"We laughed greatly at a pretty jest on the part of Major Trenchard, a merry friend of the Squire's. With a piece of chalk he marked a different number on the backs of eight lads who were at the party." Then, it seems, he divided them in two groups, as shown in the illustration, 1, 2, 3, 4 being on one side, and 5, 7, 8, 9 on the other. It will be seen that the numbers of the left-hand group add up to 10, while the numbers in the other group add up to 29. The Major's puzzle was to rearrange the eight boys in two new groups, so that the four numbers in each group should add up alike. The Squire's niece asked if the 5 should not be a 6; but the Major explained that the numbers were quite correct if properly regarded. (answer below)

**Solution - The Chalked Numbers:**

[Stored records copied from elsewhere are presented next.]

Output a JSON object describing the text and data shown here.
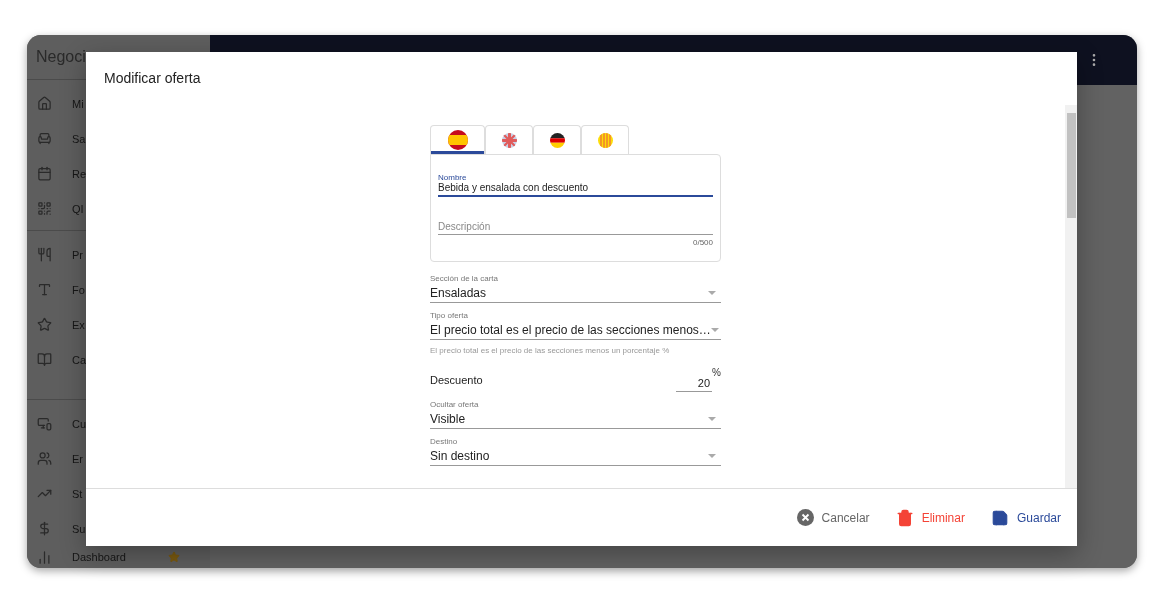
{
  "app": {
    "brand": "Negoci",
    "nav_groups": [
      [
        {
          "label": "Mi"
        },
        {
          "label": "Sa"
        },
        {
          "label": "Re"
        },
        {
          "label": "QI"
        }
      ],
      [
        {
          "label": "Pr"
        },
        {
          "label": "Fo"
        },
        {
          "label": "Ex"
        },
        {
          "label": "Ca"
        }
      ],
      [
        {
          "label": "Cu"
        },
        {
          "label": "Er"
        },
        {
          "label": "St"
        },
        {
          "label": "Su"
        },
        {
          "label": "Dashboard",
          "starred": true
        }
      ]
    ]
  },
  "dialog": {
    "title": "Modificar oferta",
    "language_tabs": [
      {
        "selected": true
      },
      {
        "selected": false
      },
      {
        "selected": false
      },
      {
        "selected": false
      }
    ],
    "name_field": {
      "label": "Nombre",
      "value": "Bebida y ensalada con descuento"
    },
    "description_field": {
      "placeholder": "Descripción",
      "counter": "0/500"
    },
    "fields": [
      {
        "kind": "select",
        "label": "Sección de la carta",
        "value": "Ensaladas"
      },
      {
        "kind": "select",
        "label": "Tipo oferta",
        "value": "El precio total es el precio de las secciones menos…",
        "helper": "El precio total es el precio de las secciones menos un porcentaje %"
      },
      {
        "kind": "number",
        "label": "Descuento",
        "value": "20",
        "unit": "%"
      },
      {
        "kind": "select",
        "label": "Ocultar oferta",
        "value": "Visible"
      },
      {
        "kind": "select",
        "label": "Destino",
        "value": "Sin destino"
      }
    ],
    "actions": [
      {
        "kind": "cancel",
        "label": "Cancelar"
      },
      {
        "kind": "delete",
        "label": "Eliminar"
      },
      {
        "kind": "save",
        "label": "Guardar"
      }
    ]
  }
}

This little jest on the part of Major Trenchard is another trick puzzle, and the face of the roguish boy on the extreme right, with on his back, showed clearly that he was in the secret, whatever that secret might be. I have no doubt (bearing in mind the Major's hint as to the numbers being "properly regarded") that his answer was that depicted in the illustration, where boy No. 9 stands on his head and so converts his number into 6. This makes the total 36—an even number—and by making boys 3 and 4 change places with 7 and 8, we get 1278 and 5346, the figures of which, in each case, add up to 18. There are just three other ways in which the boys may be grouped: 1368—2457, 1467—2358, and 2367—1458.